PMCID: PMC3103972  PMID: 20680273
24.  Surgical treatment of coccygodynia: an analytic review of the literature 
European Spine Journal  2010;20(5):698-705.
Coccygodynia is a pathological condition associated with pain–discomfort all around the bottom end of the spine. The aetiology and the intensity of the symptoms may defer significantly. The effectiveness of the surgical treatment remains obscure. Our purpose, through this systematic review is to evaluate the results of surgical treatment of coccygectomy. Literature retrieval was performed by the use of the PubMed searching engine utilising the terms ‘coccygodynia–coccygectomy’ in the English language from January 1980 to January 2010. Case reports and tumour related case series were excluded as well as articles published in other languages. In total 24 manuscripts were analyzed. Only 2 of them were prospective studies whereas 22 were retrospective case series; five were classified as Level III studies and the remaining as Level IV studies. In total, 671 patients with coccygodynia underwent coccygectomy following failed conservative management. The sex ratio, male/female was 1:4.4. The most popular aetiology for coccygodynia was direct trauma in 270 patients. 504 of the patients reported an excellent/good outcome following the procedure. There were 9 deep and 47 superficial infections. Other complications included two haematomas, six delayed wound healings and nine wound dehiscence. The overall complication rate was 11%. Patients with history of spinal or rectal disorders, as well as idiopathic or with compensation issues, had less predictable outcome than those with history of trauma or childbirth. Coccygectomy can provide pain relief to as high as 85% of the cases. The most common reported complication was wound infection.
doi:10.1007/s00586-010-1617-1
PMCID: PMC3082682  PMID: 21046173
Coccygodynia; Coccygectomy; Coccyx surgical treatment
25.  High abundance of CD271+ multipotential stromal cells (MSCs) in intramedullary cavities of long bones 
Bone  2012;50(2):510-517.
Aspiration of iliac crest bone marrow (ICBM) remains the most frequent technique used in harvesting multipotential stromal cells (MSCs) for bone regeneration. Although this tissue type is easily accessed by a surgeon, it has a low frequency of MSCs, which is significant given the high cell numbers required for bone regeneration strategies. Lipoaspirates possess higher MSC frequencies, albeit cells with a differentiation profile less suited to orthopaedic interventions. Intra-medullary cavities of long bones have previously been shown to harbour MSCs in animals, however evaluation of their frequency, differentiation capacity and phenotype in humans had not previously been performed.
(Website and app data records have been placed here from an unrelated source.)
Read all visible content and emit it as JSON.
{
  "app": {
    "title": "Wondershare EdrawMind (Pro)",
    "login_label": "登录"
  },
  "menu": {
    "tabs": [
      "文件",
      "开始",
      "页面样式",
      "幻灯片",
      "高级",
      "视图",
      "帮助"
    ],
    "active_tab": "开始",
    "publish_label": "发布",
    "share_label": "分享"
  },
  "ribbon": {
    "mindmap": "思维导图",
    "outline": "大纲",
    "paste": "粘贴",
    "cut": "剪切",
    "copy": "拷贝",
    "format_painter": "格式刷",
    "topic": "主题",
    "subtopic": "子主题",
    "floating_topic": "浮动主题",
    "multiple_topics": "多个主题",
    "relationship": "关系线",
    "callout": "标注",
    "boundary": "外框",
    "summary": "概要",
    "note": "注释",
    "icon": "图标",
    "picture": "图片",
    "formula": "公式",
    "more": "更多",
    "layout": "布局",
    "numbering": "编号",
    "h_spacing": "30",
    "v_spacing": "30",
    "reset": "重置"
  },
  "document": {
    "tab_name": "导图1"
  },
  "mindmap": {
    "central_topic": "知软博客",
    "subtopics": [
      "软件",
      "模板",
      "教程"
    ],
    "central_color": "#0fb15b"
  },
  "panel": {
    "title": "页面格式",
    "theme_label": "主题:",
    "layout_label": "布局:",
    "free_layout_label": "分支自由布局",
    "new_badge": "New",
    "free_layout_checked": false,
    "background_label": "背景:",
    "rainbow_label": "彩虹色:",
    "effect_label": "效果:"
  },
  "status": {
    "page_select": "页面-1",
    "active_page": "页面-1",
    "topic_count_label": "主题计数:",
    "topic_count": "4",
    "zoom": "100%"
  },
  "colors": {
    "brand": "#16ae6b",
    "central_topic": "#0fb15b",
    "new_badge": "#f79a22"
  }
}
Long bone fatty bone marrow (LBFBM) was collected prior to harvesting bone graft. Basic cellular compositions of donor-matched LBFBM and ICBM aspirates, including the numbers of CD34+ hematopoietic stem cells and CD31+ endothelial cells, were similar. MSCs were enumerated using colony-forming-unit-fibroblast assays and flow cytometry for the presence of a resident LBFBM CD45−/low CD271+ MSC population and revealed a trend for higher MSC numbers (average 5 fold, n = 6) per millilitre of LBFBM compared to donor-matched ICBM. Functional characteristics of resident MSCs, including their growth rates, differentiation potentials and surface phenotypes (CD73+CD105+CD90+) before and after culture-amplification, were similar. Enhanced numbers of MSCs could be recovered following brief enzymatic treatment of solid fragments of LBFBM.
Our findings therefore reveal that the intramedullary cavity of the human femur is a depot of MSCs, which, although closely associated with fat, have a differentiation profile equivalent to ICBM. This anatomical site is frequently accessed by the orthopaedic/trauma surgeon and aspiration of the intramedullary cavity represents a ‘low-tech’ method of harvesting potentially large numbers of MSCs for regenerative therapies and research.
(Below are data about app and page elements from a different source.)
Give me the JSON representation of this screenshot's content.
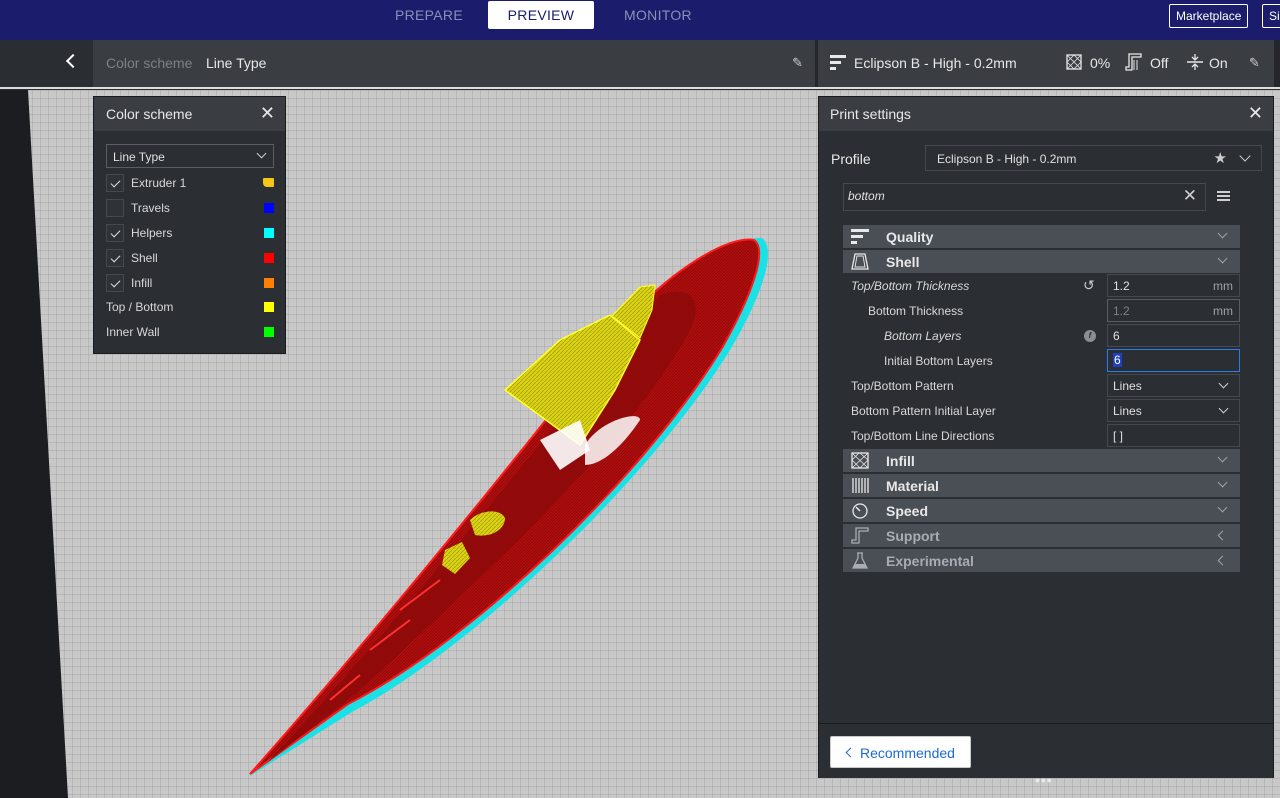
{
  "nav": {
    "tabs": [
      {
        "label": "PREPARE"
      },
      {
        "label": "PREVIEW"
      },
      {
        "label": "MONITOR"
      }
    ],
    "marketplace_label": "Marketplace",
    "signin_label": "Sig"
  },
  "header": {
    "color_scheme_label": "Color scheme",
    "color_scheme_value": "Line Type",
    "profile_name": "Eclipson B - High - 0.2mm",
    "infill_value": "0%",
    "support_value": "Off",
    "adhesion_value": "On"
  },
  "color_scheme_panel": {
    "title": "Color scheme",
    "selected": "Line Type",
    "items": [
      {
        "label": "Extruder 1",
        "checked": true,
        "color": "#f5c518",
        "checkbox": true
      },
      {
        "label": "Travels",
        "checked": false,
        "color": "#0000ff",
        "checkbox": true
      },
      {
        "label": "Helpers",
        "checked": true,
        "color": "#00ffff",
        "checkbox": true
      },
      {
        "label": "Shell",
        "checked": true,
        "color": "#ff0000",
        "checkbox": true
      },
      {
        "label": "Infill",
        "checked": true,
        "color": "#ff8000",
        "checkbox": true
      },
      {
        "label": "Top / Bottom",
        "checked": false,
        "color": "#ffff00",
        "checkbox": false
      },
      {
        "label": "Inner Wall",
        "checked": false,
        "color": "#00ff00",
        "checkbox": false
      }
    ]
  },
  "print_settings": {
    "title": "Print settings",
    "profile_label": "Profile",
    "profile_value": "Eclipson B - High - 0.2mm",
    "search_value": "bottom",
    "categories": {
      "quality": "Quality",
      "shell": "Shell",
      "infill": "Infill",
      "material": "Material",
      "speed": "Speed",
      "support": "Support",
      "experimental": "Experimental"
    },
    "settings": {
      "top_bottom_thickness": {
        "label": "Top/Bottom Thickness",
        "value": "1.2",
        "unit": "mm"
      },
      "bottom_thickness": {
        "label": "Bottom Thickness",
        "value": "1.2",
        "unit": "mm"
      },
      "bottom_layers": {
        "label": "Bottom Layers",
        "value": "6"
      },
      "initial_bottom_layers": {
        "label": "Initial Bottom Layers",
        "value": "6"
      },
      "top_bottom_pattern": {
        "label": "Top/Bottom Pattern",
        "value": "Lines"
      },
      "bottom_pattern_initial_layer": {
        "label": "Bottom Pattern Initial Layer",
        "value": "Lines"
      },
      "top_bottom_line_directions": {
        "label": "Top/Bottom Line Directions",
        "value": "[ ]"
      }
    },
    "recommended_label": "Recommended"
  },
  "colors": {
    "nav_bg": "#1b1c6b",
    "accent_blue": "#2b7de9",
    "shell_red": "#ff0000",
    "top_bottom_yellow": "#ffff00",
    "helper_cyan": "#00ffff"
  }
}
This article is part of a Special Issue entitled: Interactions Between Bone, Adipose Tissue and Metabolism.
doi:10.1016/j.bone.2011.07.016
PMCID: PMC3268250  PMID: 21807134
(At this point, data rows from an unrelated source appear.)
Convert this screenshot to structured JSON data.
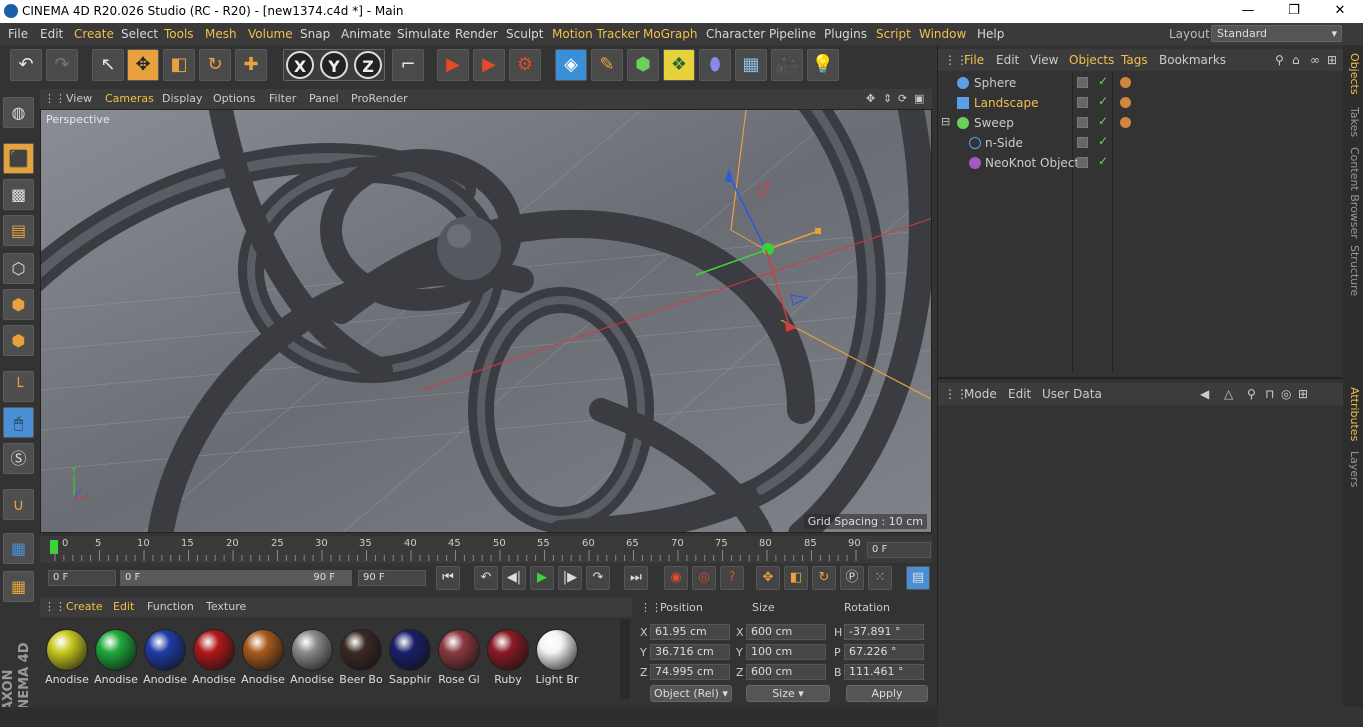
{
  "window": {
    "title": "CINEMA 4D R20.026 Studio (RC - R20) - [new1374.c4d *] - Main",
    "minimize": "—",
    "maximize": "❐",
    "close": "✕"
  },
  "menubar": {
    "items": [
      "File",
      "Edit",
      "Create",
      "Select",
      "Tools",
      "Mesh",
      "Volume",
      "Snap",
      "Animate",
      "Simulate",
      "Render",
      "Sculpt",
      "Motion Tracker",
      "MoGraph",
      "Character",
      "Pipeline",
      "Plugins",
      "Script",
      "Window",
      "Help"
    ],
    "layout_label": "Layout:",
    "layout_value": "Standard"
  },
  "viewport": {
    "menu": [
      "View",
      "Cameras",
      "Display",
      "Options",
      "Filter",
      "Panel",
      "ProRender"
    ],
    "camera_label": "Perspective",
    "grid_spacing": "Grid Spacing : 10 cm"
  },
  "timeline": {
    "ticks": [
      "0",
      "5",
      "10",
      "15",
      "20",
      "25",
      "30",
      "35",
      "40",
      "45",
      "50",
      "55",
      "60",
      "65",
      "70",
      "75",
      "80",
      "85",
      "90"
    ],
    "current_frame": "0 F"
  },
  "transport": {
    "start_frame": "0 F",
    "range_start": "0 F",
    "range_end": "90 F",
    "end_frame": "90 F"
  },
  "material_manager": {
    "menu": [
      "Create",
      "Edit",
      "Function",
      "Texture"
    ],
    "materials": [
      {
        "name": "Anodise",
        "color": "#c8c81e"
      },
      {
        "name": "Anodise",
        "color": "#1ea83a"
      },
      {
        "name": "Anodise",
        "color": "#1e3ca8"
      },
      {
        "name": "Anodise",
        "color": "#b01818"
      },
      {
        "name": "Anodise",
        "color": "#a85a1e"
      },
      {
        "name": "Anodise",
        "color": "#8a8a8a"
      },
      {
        "name": "Beer Bo",
        "color": "#3a2a22"
      },
      {
        "name": "Sapphir",
        "color": "#1a1e6a"
      },
      {
        "name": "Rose Gl",
        "color": "#8a3a40"
      },
      {
        "name": "Ruby",
        "color": "#8a1a24"
      },
      {
        "name": "Light Br",
        "color": "#f4f4f4"
      }
    ]
  },
  "coordinates": {
    "headers": [
      "Position",
      "Size",
      "Rotation"
    ],
    "rows": [
      {
        "axis": "X",
        "pos": "61.95 cm",
        "size_axis": "X",
        "size": "600 cm",
        "rot_axis": "H",
        "rot": "-37.891 °"
      },
      {
        "axis": "Y",
        "pos": "36.716 cm",
        "size_axis": "Y",
        "size": "100 cm",
        "rot_axis": "P",
        "rot": "67.226 °"
      },
      {
        "axis": "Z",
        "pos": "74.995 cm",
        "size_axis": "Z",
        "size": "600 cm",
        "rot_axis": "B",
        "rot": "111.461 °"
      }
    ],
    "mode_select": "Object (Rel)",
    "size_select": "Size",
    "apply": "Apply"
  },
  "object_manager": {
    "menu": [
      "File",
      "Edit",
      "View",
      "Objects",
      "Tags",
      "Bookmarks"
    ],
    "objects": [
      {
        "name": "Sphere",
        "color": "#5aa0e6"
      },
      {
        "name": "Landscape",
        "color": "#5aa0e6"
      },
      {
        "name": "Sweep",
        "color": "#6ad05a"
      },
      {
        "name": "n-Side",
        "color": "#5aa0e6"
      },
      {
        "name": "NeoKnot Object",
        "color": "#a05ac0"
      }
    ]
  },
  "attribute_manager": {
    "menu": [
      "Mode",
      "Edit",
      "User Data"
    ]
  },
  "side_tabs": [
    "Objects",
    "Takes",
    "Content Browser",
    "Structure",
    "Attributes",
    "Layers"
  ]
}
Multipotential stromal cells; Mesenchymal stem cells; Long bone; Bone marrow; Intramedullary cavity; Bone regeneration

Results 1-25 (43)